In the Mantaro Valley of Peru, Wanka youth are raised participating in family and community-scale farming. When viewed as an Indigenous and rural cultural practice, farming can be seen as reflective of an ecologically-conscious and spiritually-based system of reciprocity. Central to this system is the teaching of values that emphasize interrelationships between human beings, their lands, histories, and foods. At the same time, farming is also viewed in Peruvian dominant society as a peasant activity of the uneducated poora stigmatization that distances the rural Indigenous farmer from mainstream notions of progress, development, and modernity.
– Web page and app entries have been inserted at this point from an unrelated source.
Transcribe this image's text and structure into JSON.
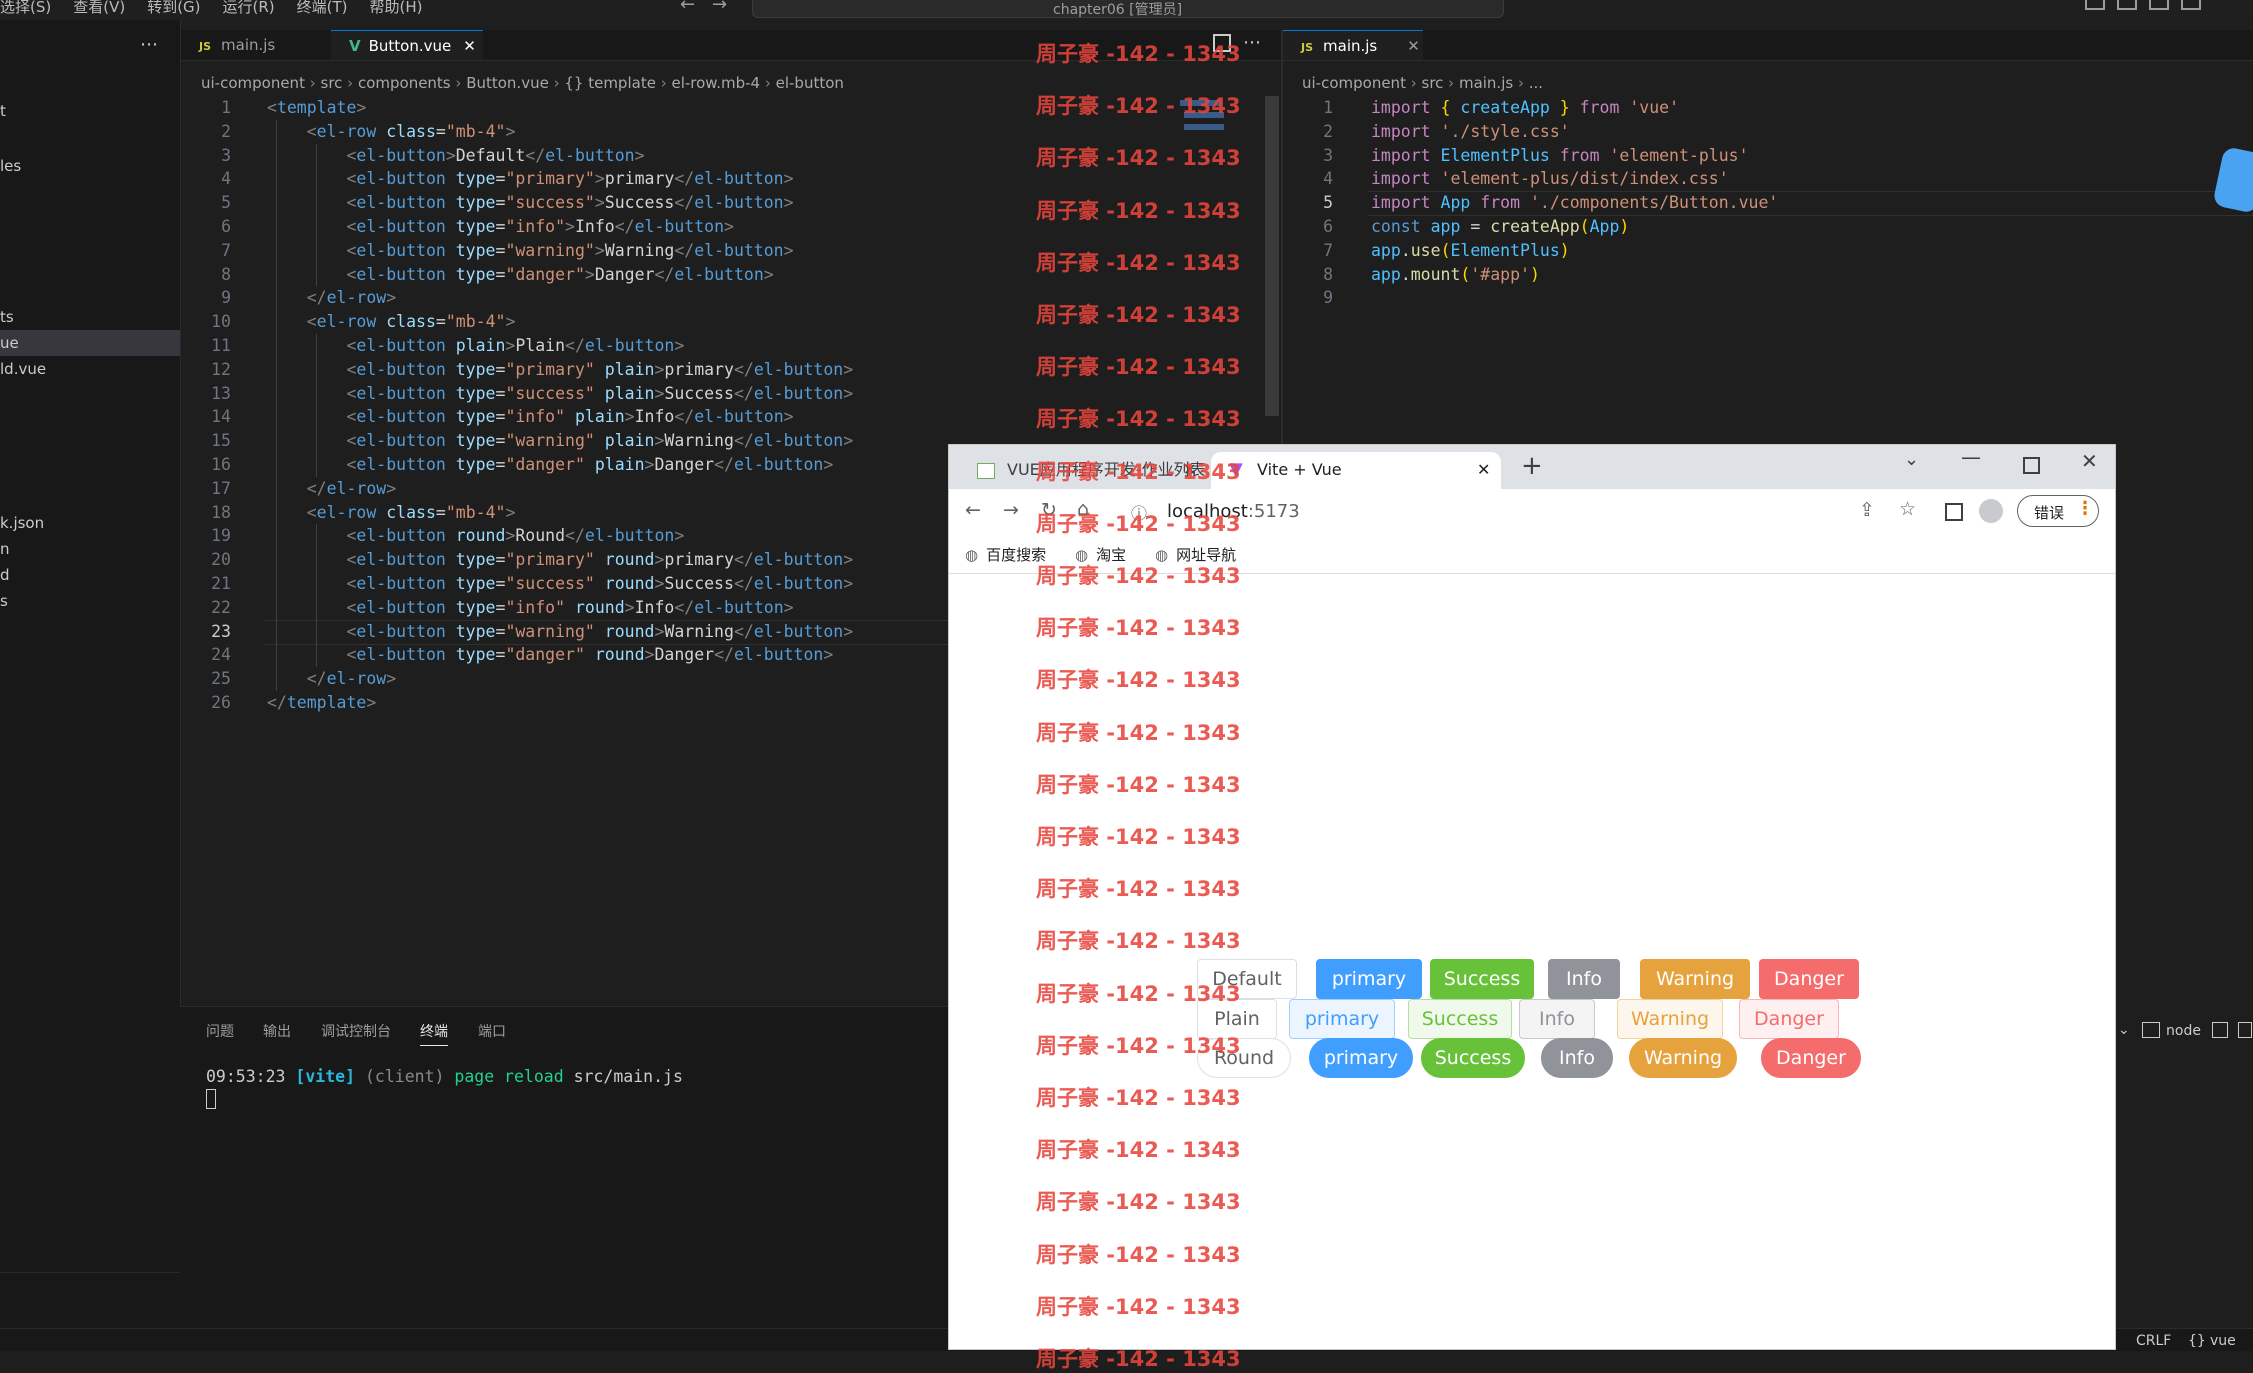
{
  "window": {
    "menu": [
      "选择(S)",
      "查看(V)",
      "转到(G)",
      "运行(R)",
      "终端(T)",
      "帮助(H)"
    ],
    "search_text": "chapter06 [管理员]"
  },
  "sidebar": {
    "items": [
      {
        "label": "t"
      },
      {
        "label": "les"
      },
      {
        "label": "ts"
      },
      {
        "label": "ue"
      },
      {
        "label": "ld.vue"
      },
      {
        "label": "k.json"
      },
      {
        "label": "n"
      },
      {
        "label": "d"
      },
      {
        "label": "s"
      }
    ]
  },
  "left_editor": {
    "tabs": [
      {
        "label": "main.js",
        "icon": "JS"
      },
      {
        "label": "Button.vue",
        "icon": "V"
      }
    ],
    "breadcrumb": [
      "ui-component",
      "src",
      "components",
      "Button.vue",
      "{} template",
      "el-row.mb-4",
      "el-button"
    ],
    "lines": [
      [
        [
          "t",
          "<"
        ],
        [
          "tg",
          "template"
        ],
        [
          "t",
          ">"
        ]
      ],
      [
        [
          "t",
          "    <"
        ],
        [
          "tg",
          "el-row"
        ],
        [
          "tx",
          " "
        ],
        [
          "at",
          "class"
        ],
        [
          "tx",
          "="
        ],
        [
          "st",
          "\"mb-4\""
        ],
        [
          "t",
          ">"
        ]
      ],
      [
        [
          "t",
          "        <"
        ],
        [
          "tg",
          "el-button"
        ],
        [
          "t",
          ">"
        ],
        [
          "tx",
          "Default"
        ],
        [
          "t",
          "</"
        ],
        [
          "tg",
          "el-button"
        ],
        [
          "t",
          ">"
        ]
      ],
      [
        [
          "t",
          "        <"
        ],
        [
          "tg",
          "el-button"
        ],
        [
          "tx",
          " "
        ],
        [
          "at",
          "type"
        ],
        [
          "tx",
          "="
        ],
        [
          "st",
          "\"primary\""
        ],
        [
          "t",
          ">"
        ],
        [
          "tx",
          "primary"
        ],
        [
          "t",
          "</"
        ],
        [
          "tg",
          "el-button"
        ],
        [
          "t",
          ">"
        ]
      ],
      [
        [
          "t",
          "        <"
        ],
        [
          "tg",
          "el-button"
        ],
        [
          "tx",
          " "
        ],
        [
          "at",
          "type"
        ],
        [
          "tx",
          "="
        ],
        [
          "st",
          "\"success\""
        ],
        [
          "t",
          ">"
        ],
        [
          "tx",
          "Success"
        ],
        [
          "t",
          "</"
        ],
        [
          "tg",
          "el-button"
        ],
        [
          "t",
          ">"
        ]
      ],
      [
        [
          "t",
          "        <"
        ],
        [
          "tg",
          "el-button"
        ],
        [
          "tx",
          " "
        ],
        [
          "at",
          "type"
        ],
        [
          "tx",
          "="
        ],
        [
          "st",
          "\"info\""
        ],
        [
          "t",
          ">"
        ],
        [
          "tx",
          "Info"
        ],
        [
          "t",
          "</"
        ],
        [
          "tg",
          "el-button"
        ],
        [
          "t",
          ">"
        ]
      ],
      [
        [
          "t",
          "        <"
        ],
        [
          "tg",
          "el-button"
        ],
        [
          "tx",
          " "
        ],
        [
          "at",
          "type"
        ],
        [
          "tx",
          "="
        ],
        [
          "st",
          "\"warning\""
        ],
        [
          "t",
          ">"
        ],
        [
          "tx",
          "Warning"
        ],
        [
          "t",
          "</"
        ],
        [
          "tg",
          "el-button"
        ],
        [
          "t",
          ">"
        ]
      ],
      [
        [
          "t",
          "        <"
        ],
        [
          "tg",
          "el-button"
        ],
        [
          "tx",
          " "
        ],
        [
          "at",
          "type"
        ],
        [
          "tx",
          "="
        ],
        [
          "st",
          "\"danger\""
        ],
        [
          "t",
          ">"
        ],
        [
          "tx",
          "Danger"
        ],
        [
          "t",
          "</"
        ],
        [
          "tg",
          "el-button"
        ],
        [
          "t",
          ">"
        ]
      ],
      [
        [
          "t",
          "    </"
        ],
        [
          "tg",
          "el-row"
        ],
        [
          "t",
          ">"
        ]
      ],
      [
        [
          "t",
          "    <"
        ],
        [
          "tg",
          "el-row"
        ],
        [
          "tx",
          " "
        ],
        [
          "at",
          "class"
        ],
        [
          "tx",
          "="
        ],
        [
          "st",
          "\"mb-4\""
        ],
        [
          "t",
          ">"
        ]
      ],
      [
        [
          "t",
          "        <"
        ],
        [
          "tg",
          "el-button"
        ],
        [
          "tx",
          " "
        ],
        [
          "at",
          "plain"
        ],
        [
          "t",
          ">"
        ],
        [
          "tx",
          "Plain"
        ],
        [
          "t",
          "</"
        ],
        [
          "tg",
          "el-button"
        ],
        [
          "t",
          ">"
        ]
      ],
      [
        [
          "t",
          "        <"
        ],
        [
          "tg",
          "el-button"
        ],
        [
          "tx",
          " "
        ],
        [
          "at",
          "type"
        ],
        [
          "tx",
          "="
        ],
        [
          "st",
          "\"primary\""
        ],
        [
          "tx",
          " "
        ],
        [
          "at",
          "plain"
        ],
        [
          "t",
          ">"
        ],
        [
          "tx",
          "primary"
        ],
        [
          "t",
          "</"
        ],
        [
          "tg",
          "el-button"
        ],
        [
          "t",
          ">"
        ]
      ],
      [
        [
          "t",
          "        <"
        ],
        [
          "tg",
          "el-button"
        ],
        [
          "tx",
          " "
        ],
        [
          "at",
          "type"
        ],
        [
          "tx",
          "="
        ],
        [
          "st",
          "\"success\""
        ],
        [
          "tx",
          " "
        ],
        [
          "at",
          "plain"
        ],
        [
          "t",
          ">"
        ],
        [
          "tx",
          "Success"
        ],
        [
          "t",
          "</"
        ],
        [
          "tg",
          "el-button"
        ],
        [
          "t",
          ">"
        ]
      ],
      [
        [
          "t",
          "        <"
        ],
        [
          "tg",
          "el-button"
        ],
        [
          "tx",
          " "
        ],
        [
          "at",
          "type"
        ],
        [
          "tx",
          "="
        ],
        [
          "st",
          "\"info\""
        ],
        [
          "tx",
          " "
        ],
        [
          "at",
          "plain"
        ],
        [
          "t",
          ">"
        ],
        [
          "tx",
          "Info"
        ],
        [
          "t",
          "</"
        ],
        [
          "tg",
          "el-button"
        ],
        [
          "t",
          ">"
        ]
      ],
      [
        [
          "t",
          "        <"
        ],
        [
          "tg",
          "el-button"
        ],
        [
          "tx",
          " "
        ],
        [
          "at",
          "type"
        ],
        [
          "tx",
          "="
        ],
        [
          "st",
          "\"warning\""
        ],
        [
          "tx",
          " "
        ],
        [
          "at",
          "plain"
        ],
        [
          "t",
          ">"
        ],
        [
          "tx",
          "Warning"
        ],
        [
          "t",
          "</"
        ],
        [
          "tg",
          "el-button"
        ],
        [
          "t",
          ">"
        ]
      ],
      [
        [
          "t",
          "        <"
        ],
        [
          "tg",
          "el-button"
        ],
        [
          "tx",
          " "
        ],
        [
          "at",
          "type"
        ],
        [
          "tx",
          "="
        ],
        [
          "st",
          "\"danger\""
        ],
        [
          "tx",
          " "
        ],
        [
          "at",
          "plain"
        ],
        [
          "t",
          ">"
        ],
        [
          "tx",
          "Danger"
        ],
        [
          "t",
          "</"
        ],
        [
          "tg",
          "el-button"
        ],
        [
          "t",
          ">"
        ]
      ],
      [
        [
          "t",
          "    </"
        ],
        [
          "tg",
          "el-row"
        ],
        [
          "t",
          ">"
        ]
      ],
      [
        [
          "t",
          "    <"
        ],
        [
          "tg",
          "el-row"
        ],
        [
          "tx",
          " "
        ],
        [
          "at",
          "class"
        ],
        [
          "tx",
          "="
        ],
        [
          "st",
          "\"mb-4\""
        ],
        [
          "t",
          ">"
        ]
      ],
      [
        [
          "t",
          "        <"
        ],
        [
          "tg",
          "el-button"
        ],
        [
          "tx",
          " "
        ],
        [
          "at",
          "round"
        ],
        [
          "t",
          ">"
        ],
        [
          "tx",
          "Round"
        ],
        [
          "t",
          "</"
        ],
        [
          "tg",
          "el-button"
        ],
        [
          "t",
          ">"
        ]
      ],
      [
        [
          "t",
          "        <"
        ],
        [
          "tg",
          "el-button"
        ],
        [
          "tx",
          " "
        ],
        [
          "at",
          "type"
        ],
        [
          "tx",
          "="
        ],
        [
          "st",
          "\"primary\""
        ],
        [
          "tx",
          " "
        ],
        [
          "at",
          "round"
        ],
        [
          "t",
          ">"
        ],
        [
          "tx",
          "primary"
        ],
        [
          "t",
          "</"
        ],
        [
          "tg",
          "el-button"
        ],
        [
          "t",
          ">"
        ]
      ],
      [
        [
          "t",
          "        <"
        ],
        [
          "tg",
          "el-button"
        ],
        [
          "tx",
          " "
        ],
        [
          "at",
          "type"
        ],
        [
          "tx",
          "="
        ],
        [
          "st",
          "\"success\""
        ],
        [
          "tx",
          " "
        ],
        [
          "at",
          "round"
        ],
        [
          "t",
          ">"
        ],
        [
          "tx",
          "Success"
        ],
        [
          "t",
          "</"
        ],
        [
          "tg",
          "el-button"
        ],
        [
          "t",
          ">"
        ]
      ],
      [
        [
          "t",
          "        <"
        ],
        [
          "tg",
          "el-button"
        ],
        [
          "tx",
          " "
        ],
        [
          "at",
          "type"
        ],
        [
          "tx",
          "="
        ],
        [
          "st",
          "\"info\""
        ],
        [
          "tx",
          " "
        ],
        [
          "at",
          "round"
        ],
        [
          "t",
          ">"
        ],
        [
          "tx",
          "Info"
        ],
        [
          "t",
          "</"
        ],
        [
          "tg",
          "el-button"
        ],
        [
          "t",
          ">"
        ]
      ],
      [
        [
          "t",
          "        <"
        ],
        [
          "tg",
          "el-button"
        ],
        [
          "tx",
          " "
        ],
        [
          "at",
          "type"
        ],
        [
          "tx",
          "="
        ],
        [
          "st",
          "\"warning\""
        ],
        [
          "tx",
          " "
        ],
        [
          "at",
          "round"
        ],
        [
          "t",
          ">"
        ],
        [
          "tx",
          "Warning"
        ],
        [
          "t",
          "</"
        ],
        [
          "tg",
          "el-button"
        ],
        [
          "t",
          ">"
        ]
      ],
      [
        [
          "t",
          "        <"
        ],
        [
          "tg",
          "el-button"
        ],
        [
          "tx",
          " "
        ],
        [
          "at",
          "type"
        ],
        [
          "tx",
          "="
        ],
        [
          "st",
          "\"danger\""
        ],
        [
          "tx",
          " "
        ],
        [
          "at",
          "round"
        ],
        [
          "t",
          ">"
        ],
        [
          "tx",
          "Danger"
        ],
        [
          "t",
          "</"
        ],
        [
          "tg",
          "el-button"
        ],
        [
          "t",
          ">"
        ]
      ],
      [
        [
          "t",
          "    </"
        ],
        [
          "tg",
          "el-row"
        ],
        [
          "t",
          ">"
        ]
      ],
      [
        [
          "t",
          "</"
        ],
        [
          "tg",
          "template"
        ],
        [
          "t",
          ">"
        ]
      ]
    ],
    "current_line": 23
  },
  "right_editor": {
    "tabs": [
      {
        "label": "main.js",
        "icon": "JS"
      }
    ],
    "breadcrumb": [
      "ui-component",
      "src",
      "main.js",
      "..."
    ],
    "lines": [
      [
        [
          "kw",
          "import"
        ],
        [
          "tx",
          " "
        ],
        [
          "pu",
          "{"
        ],
        [
          "tx",
          " "
        ],
        [
          "vr",
          "createApp"
        ],
        [
          "tx",
          " "
        ],
        [
          "pu",
          "}"
        ],
        [
          "tx",
          " "
        ],
        [
          "kw",
          "from"
        ],
        [
          "tx",
          " "
        ],
        [
          "st",
          "'vue'"
        ]
      ],
      [
        [
          "kw",
          "import"
        ],
        [
          "tx",
          " "
        ],
        [
          "st",
          "'./style.css'"
        ]
      ],
      [
        [
          "kw",
          "import"
        ],
        [
          "tx",
          " "
        ],
        [
          "vr",
          "ElementPlus"
        ],
        [
          "tx",
          " "
        ],
        [
          "kw",
          "from"
        ],
        [
          "tx",
          " "
        ],
        [
          "st",
          "'element-plus'"
        ]
      ],
      [
        [
          "kw",
          "import"
        ],
        [
          "tx",
          " "
        ],
        [
          "st",
          "'element-plus/dist/index.css'"
        ]
      ],
      [
        [
          "kw",
          "import"
        ],
        [
          "tx",
          " "
        ],
        [
          "vr",
          "App"
        ],
        [
          "tx",
          " "
        ],
        [
          "kw",
          "from"
        ],
        [
          "tx",
          " "
        ],
        [
          "st",
          "'./components/Button.vue'"
        ]
      ],
      [
        [
          "tg",
          "const"
        ],
        [
          "tx",
          " "
        ],
        [
          "vr",
          "app"
        ],
        [
          "tx",
          " = "
        ],
        [
          "fn",
          "createApp"
        ],
        [
          "pu",
          "("
        ],
        [
          "vr",
          "App"
        ],
        [
          "pu",
          ")"
        ]
      ],
      [
        [
          "vr",
          "app"
        ],
        [
          "tx",
          "."
        ],
        [
          "fn",
          "use"
        ],
        [
          "pu",
          "("
        ],
        [
          "vr",
          "ElementPlus"
        ],
        [
          "pu",
          ")"
        ]
      ],
      [
        [
          "vr",
          "app"
        ],
        [
          "tx",
          "."
        ],
        [
          "fn",
          "mount"
        ],
        [
          "pu",
          "("
        ],
        [
          "st",
          "'#app'"
        ],
        [
          "pu",
          ")"
        ]
      ],
      []
    ],
    "current_line": 5
  },
  "panel": {
    "tabs": [
      "问题",
      "输出",
      "调试控制台",
      "终端",
      "端口"
    ],
    "active_tab": "终端",
    "terminal": {
      "time": "09:53:23",
      "vite": "[vite]",
      "client": "(client)",
      "msg": "page reload",
      "file": "src/main.js"
    },
    "right_label": "node"
  },
  "statusbar": {
    "eol": "CRLF",
    "lang": "vue"
  },
  "watermark": {
    "text": "周子豪 -142 - 1343"
  },
  "browser": {
    "tabs": [
      {
        "label": "VUE应用程序开发-作业列表"
      },
      {
        "label": "Vite + Vue"
      }
    ],
    "url_host": "localhost",
    "url_port": ":5173",
    "error_label": "错误",
    "bookmarks": [
      "百度搜索",
      "淘宝",
      "网址导航"
    ],
    "rows": [
      {
        "variant": "default",
        "buttons": [
          "Default",
          "primary",
          "Success",
          "Info",
          "Warning",
          "Danger"
        ]
      },
      {
        "variant": "plain",
        "buttons": [
          "Plain",
          "primary",
          "Success",
          "Info",
          "Warning",
          "Danger"
        ]
      },
      {
        "variant": "round",
        "buttons": [
          "Round",
          "primary",
          "Success",
          "Info",
          "Warning",
          "Danger"
        ]
      }
    ],
    "colors": {
      "primary": "#409eff",
      "success": "#67c23a",
      "info": "#909399",
      "warning": "#e6a23c",
      "danger": "#f56c6c"
    }
  }
}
In this chapter, these tensions are highlighted through ethnographic research on the experiences of Indigenous youth who participate in educational opportunities that will influence who they want to be and what their communities will become.
ASJC Scopus subject areas
- Social Sciences(all)